by Danielle Bean
When my son Eamon was about 2 years old, we sat near the window together, watching a lightning storm. When one especially loud clap of thunder boomed in the sky, he turned to me with large eyes. “Papa!” he gasped.
In our son’s small world, his father was the all-powerful everything. Of course Papa could make thunder roll through the sky.
I was keenly aware that “Mama” held a revered place in our young son’s mind, as well. He clung to me like a tiny monkey sometimes, bursting into desperate tears if ever I dared to put him down. Trying to snap a photo for Christmas cards that year proved impossible, but we got many hilarious shots of sweet Eamon in a handsome sweater, shrieking and sobbing as he reached his pudgy arms toward me.
When our children are very small, we are all they know. We are like God to them, the source of all good things. Moms and dads are the omnipresent, omniscient source of all love, goodness, mercy, and justice. We meet their every need. And of course, this is just as God intends it. Our task is to teach our children what it means to love and help them to know and love the one true God. It’s an enormous privilege and daunting responsibility.

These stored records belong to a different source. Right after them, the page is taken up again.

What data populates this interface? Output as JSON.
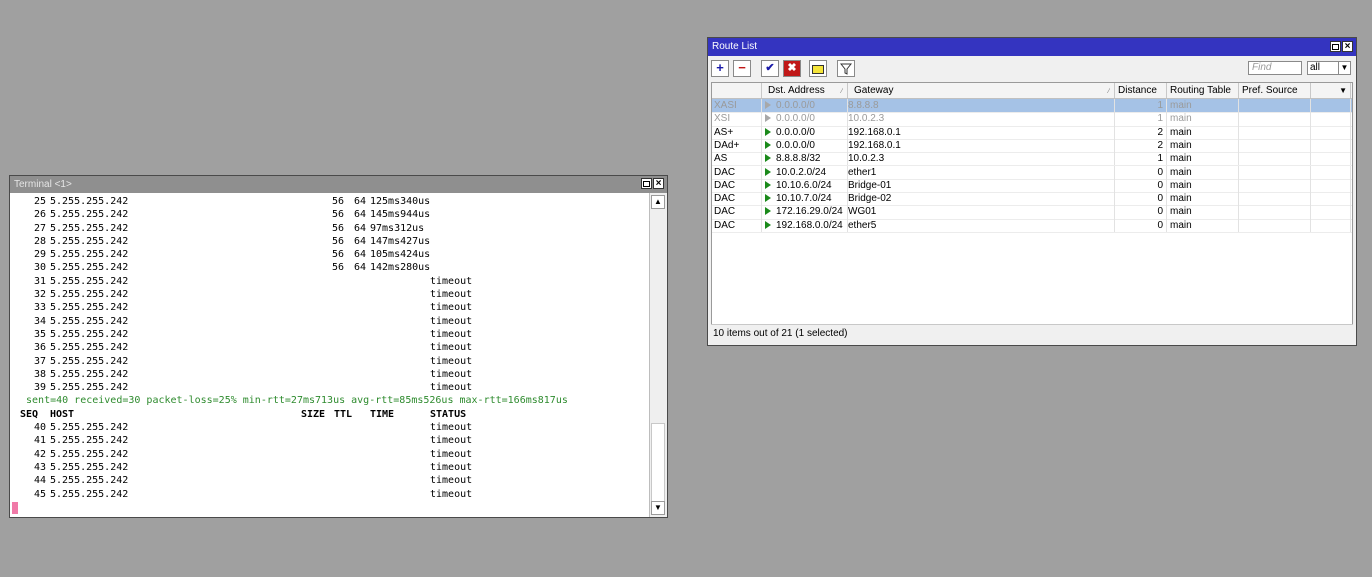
{
  "terminal": {
    "title": "Terminal <1>",
    "lines": [
      {
        "seq": "25",
        "host": "5.255.255.242",
        "size": "56",
        "ttl": "64",
        "time": "125ms340us",
        "status": ""
      },
      {
        "seq": "26",
        "host": "5.255.255.242",
        "size": "56",
        "ttl": "64",
        "time": "145ms944us",
        "status": ""
      },
      {
        "seq": "27",
        "host": "5.255.255.242",
        "size": "56",
        "ttl": "64",
        "time": "97ms312us",
        "status": ""
      },
      {
        "seq": "28",
        "host": "5.255.255.242",
        "size": "56",
        "ttl": "64",
        "time": "147ms427us",
        "status": ""
      },
      {
        "seq": "29",
        "host": "5.255.255.242",
        "size": "56",
        "ttl": "64",
        "time": "105ms424us",
        "status": ""
      },
      {
        "seq": "30",
        "host": "5.255.255.242",
        "size": "56",
        "ttl": "64",
        "time": "142ms280us",
        "status": ""
      },
      {
        "seq": "31",
        "host": "5.255.255.242",
        "size": "",
        "ttl": "",
        "time": "",
        "status": "timeout"
      },
      {
        "seq": "32",
        "host": "5.255.255.242",
        "size": "",
        "ttl": "",
        "time": "",
        "status": "timeout"
      },
      {
        "seq": "33",
        "host": "5.255.255.242",
        "size": "",
        "ttl": "",
        "time": "",
        "status": "timeout"
      },
      {
        "seq": "34",
        "host": "5.255.255.242",
        "size": "",
        "ttl": "",
        "time": "",
        "status": "timeout"
      },
      {
        "seq": "35",
        "host": "5.255.255.242",
        "size": "",
        "ttl": "",
        "time": "",
        "status": "timeout"
      },
      {
        "seq": "36",
        "host": "5.255.255.242",
        "size": "",
        "ttl": "",
        "time": "",
        "status": "timeout"
      },
      {
        "seq": "37",
        "host": "5.255.255.242",
        "size": "",
        "ttl": "",
        "time": "",
        "status": "timeout"
      },
      {
        "seq": "38",
        "host": "5.255.255.242",
        "size": "",
        "ttl": "",
        "time": "",
        "status": "timeout"
      },
      {
        "seq": "39",
        "host": "5.255.255.242",
        "size": "",
        "ttl": "",
        "time": "",
        "status": "timeout"
      }
    ],
    "summary": " sent=40 received=30 packet-loss=25% min-rtt=27ms713us avg-rtt=85ms526us max-rtt=166ms817us",
    "header": {
      "seq": "SEQ",
      "host": "HOST",
      "size": "SIZE",
      "ttl": "TTL",
      "time": "TIME",
      "status": "STATUS"
    },
    "lines2": [
      {
        "seq": "40",
        "host": "5.255.255.242",
        "status": "timeout"
      },
      {
        "seq": "41",
        "host": "5.255.255.242",
        "status": "timeout"
      },
      {
        "seq": "42",
        "host": "5.255.255.242",
        "status": "timeout"
      },
      {
        "seq": "43",
        "host": "5.255.255.242",
        "status": "timeout"
      },
      {
        "seq": "44",
        "host": "5.255.255.242",
        "status": "timeout"
      },
      {
        "seq": "45",
        "host": "5.255.255.242",
        "status": "timeout"
      }
    ],
    "cursor_color": "#f07aa8"
  },
  "route_list": {
    "title": "Route List",
    "toolbar": {
      "add_icon": "plus-icon",
      "remove_icon": "minus-icon",
      "enable_icon": "check-icon",
      "disable_icon": "x-icon",
      "comment_icon": "note-icon",
      "filter_icon": "filter-icon",
      "find_placeholder": "Find",
      "filter_select": "all"
    },
    "columns": [
      "",
      "Dst. Address",
      "Gateway",
      "Distance",
      "Routing Table",
      "Pref. Source"
    ],
    "rows": [
      {
        "flags": "XASI",
        "dst": "0.0.0.0/0",
        "gateway": "8.8.8.8",
        "distance": "1",
        "table": "main",
        "pref": "",
        "selected": true,
        "disabled": true
      },
      {
        "flags": "XSI",
        "dst": "0.0.0.0/0",
        "gateway": "10.0.2.3",
        "distance": "1",
        "table": "main",
        "pref": "",
        "selected": false,
        "disabled": true
      },
      {
        "flags": "AS+",
        "dst": "0.0.0.0/0",
        "gateway": "192.168.0.1",
        "distance": "2",
        "table": "main",
        "pref": "",
        "selected": false,
        "disabled": false
      },
      {
        "flags": "DAd+",
        "dst": "0.0.0.0/0",
        "gateway": "192.168.0.1",
        "distance": "2",
        "table": "main",
        "pref": "",
        "selected": false,
        "disabled": false
      },
      {
        "flags": "AS",
        "dst": "8.8.8.8/32",
        "gateway": "10.0.2.3",
        "distance": "1",
        "table": "main",
        "pref": "",
        "selected": false,
        "disabled": false
      },
      {
        "flags": "DAC",
        "dst": "10.0.2.0/24",
        "gateway": "ether1",
        "distance": "0",
        "table": "main",
        "pref": "",
        "selected": false,
        "disabled": false
      },
      {
        "flags": "DAC",
        "dst": "10.10.6.0/24",
        "gateway": "Bridge-01",
        "distance": "0",
        "table": "main",
        "pref": "",
        "selected": false,
        "disabled": false
      },
      {
        "flags": "DAC",
        "dst": "10.10.7.0/24",
        "gateway": "Bridge-02",
        "distance": "0",
        "table": "main",
        "pref": "",
        "selected": false,
        "disabled": false
      },
      {
        "flags": "DAC",
        "dst": "172.16.29.0/24",
        "gateway": "WG01",
        "distance": "0",
        "table": "main",
        "pref": "",
        "selected": false,
        "disabled": false
      },
      {
        "flags": "DAC",
        "dst": "192.168.0.0/24",
        "gateway": "ether5",
        "distance": "0",
        "table": "main",
        "pref": "",
        "selected": false,
        "disabled": false
      }
    ],
    "status": "10 items out of 21 (1 selected)",
    "colors": {
      "title_bar": "#3434c0",
      "selected_row": "#a5c2e6",
      "active_arrow": "#1a8a1a"
    }
  }
}
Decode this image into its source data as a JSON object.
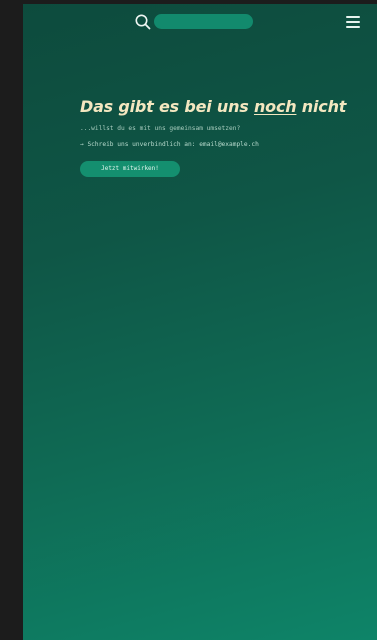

That afternoon thunderstorm was more than 20 years ago. I’m pretty sure somewhere along the way, Eamon figured out that Mama and Papa were not God after all. Some days, in fact, we fell far short of divine status.
And isn’t this just what we fear? When our children are born, we inspect their tiny, perfect bodies, hold them close, and catch our breath. What if we mess this up?
Each time we left the hospital with one of our swaddled bundles, I couldn’t help but feel like we were getting away with something. Wasn’t anyone going to check our credentials before letting us go home with a baby? Surely, someone would be arriving soon to make things right.
And yet no one did. We were their parents, and ready or not, each of our kids found themselves smack-dab in the middle of our imperfect family, just as God planned.
I used to think the old ladies at the grocery store were lying when they told me it “all goes by so fast.” Some of those early days were hard, and they seemed to go by painfully slowly.
Only very recently have I begun to understand what those wise women were talking about. It feels kind of like I went to move the laundry from the washer to the dryer one day and then returned to find that the babies had grown up. Some graduated high school, went to college, and got full-time jobs. A couple of them even got married.
I can look back now, from my vantage as a more “grown-up” mom, and see that, despite valiant efforts, we did mess some things up — big things and small things, insignificant things, and some important things, too.
We weren’t perfect. We weren’t enough. We weren’t God.
And this is the imperfect gift we parents offer to our children. We teach them that, in spite of loving them with all of our being, in the end, we aren’t perfect. We come up short, as human beings always do.
In some of our milestone moments, when our children wore caps and gowns, moved into college dorms, or pulled out of our driveway in new cars of their own, I have panicked a bit, wondering if all the crust-cutting, boo-boo kissing, hand-holding, and lecture-giving was enough. Can it ever possibly be enough? Did we do it right? Did we succeed or fail?
In the end, I have to admit that it’s in some of the places we have failed that our kids learn the most important lesson of all. They learn that they were made for God, who fills in every space where we are lacking. Only in God do we find completion and perfection.
On days like Father’s Day, when we celebrate the gift of good fathers, when we give thanks for the kindness, generosity, and strength of men who can make thunder roll through the sky at times, I want to give thanks for something else, too. I want to give thanks for the ways that loving parents fall short, and for the human weaknesses that remind us to seek God and lean hard on the gift of grace. Thank you, God, for the gift of imperfect parents.